Tennessee Williams’ elegiac and heartbreaking play, a story of loneliness and unrequited love, is, in the light of his later work, unexpectedly gentle and delicate.
Summer and Smoke was critically acclaimed in New York at its premiere in 1952 and Geraldine Page had a big success on stage and screen in the leading role.
It has been rarely revived in London. Rebecca Frecknall’s clever production is only its third London production
The stage is stripped bare except for chairs. The back wall is dramatically lit. There are nine fully open upright pianos up against the wall. The actors, when they are not in the scene, sit with their backs to the audience at the pianos and often pretend to play.
The script is cinematic.
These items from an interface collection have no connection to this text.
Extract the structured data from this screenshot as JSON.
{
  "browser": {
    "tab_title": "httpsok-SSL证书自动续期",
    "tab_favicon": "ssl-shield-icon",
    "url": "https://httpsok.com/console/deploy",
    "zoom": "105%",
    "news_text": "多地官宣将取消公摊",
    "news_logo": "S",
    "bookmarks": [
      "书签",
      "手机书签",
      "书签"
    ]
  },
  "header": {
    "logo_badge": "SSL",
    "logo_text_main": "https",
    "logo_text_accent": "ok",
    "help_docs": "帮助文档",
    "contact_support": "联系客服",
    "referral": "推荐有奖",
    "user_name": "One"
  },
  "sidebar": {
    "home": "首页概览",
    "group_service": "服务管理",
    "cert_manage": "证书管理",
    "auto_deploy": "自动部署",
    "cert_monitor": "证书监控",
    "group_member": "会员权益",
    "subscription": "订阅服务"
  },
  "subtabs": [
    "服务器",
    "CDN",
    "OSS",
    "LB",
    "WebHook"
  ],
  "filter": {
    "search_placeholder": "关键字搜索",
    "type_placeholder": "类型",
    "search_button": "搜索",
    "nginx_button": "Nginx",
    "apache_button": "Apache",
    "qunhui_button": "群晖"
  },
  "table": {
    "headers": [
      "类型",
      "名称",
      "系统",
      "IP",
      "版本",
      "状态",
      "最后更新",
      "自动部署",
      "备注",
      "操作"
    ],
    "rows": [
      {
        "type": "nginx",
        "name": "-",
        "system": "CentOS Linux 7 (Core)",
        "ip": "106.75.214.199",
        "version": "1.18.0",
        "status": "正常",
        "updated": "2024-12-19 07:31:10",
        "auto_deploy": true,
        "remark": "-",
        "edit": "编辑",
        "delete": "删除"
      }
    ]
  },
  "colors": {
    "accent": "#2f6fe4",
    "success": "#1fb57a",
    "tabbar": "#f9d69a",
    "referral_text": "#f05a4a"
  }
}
The scene changes are seamless. The action is set in the Mississippi Delta in 1912; but there is no Southern atmosphere and no Southern heat in this production.
There is no realistic set, either. There is no Angel statue symbolising Eternity. Time, too, is ignored.
Miss Alma, a minister’s daughter, has loved the boy next door, John Buchanan, since they were children. John has grown up to be a handsome, manly wastrel.
Alma is a product of 19th century Puritanism and bound by the codes of Behaviour expected of a refined young lady. She has grown up to be sexually repressed and prematurely spinsterish. She resents having had to run her father’s household from an early age and she resents having had no youth.
Alma has artistic and intellectual interests. John is into drinking, gambling and whoring.
Tennessee Williams’ poetic allegorical drama thus represents a conflict between Body and Soul.
Alma (the Spanish for soul) lives in the hope that she and John might marry one day; however, by the time she makes a big effort to be the sort of girl he fancies, he, ironically, has come round to her way of thinking and is a totally reformed character.
Williams thought Alma was the best female portrait he had drawn. She comes across as a portrait of the young Blanche DuBois – the heroine of A Streetcar Named Desire – before she had turned to prostitution and become dependent on the kindness of strangers.
Summer and Smoke is a milestone in the careers of Patsy Ferran and Matthew Needham, who are both terrific. Ferran plays up the fraught nerves, the Freudian hysteria, the fear of the animal in herself and others; and she is technically and emotionally riveting
Williams wasn’t happy with his characterisation of John, whom he thought a cardboard figure; but there is nothing cardboard about Needham’s engaging performance; and especially so when he, in his role as doctor, opens Alma’s blouse to listen to her heart. The erotic tension is palpable.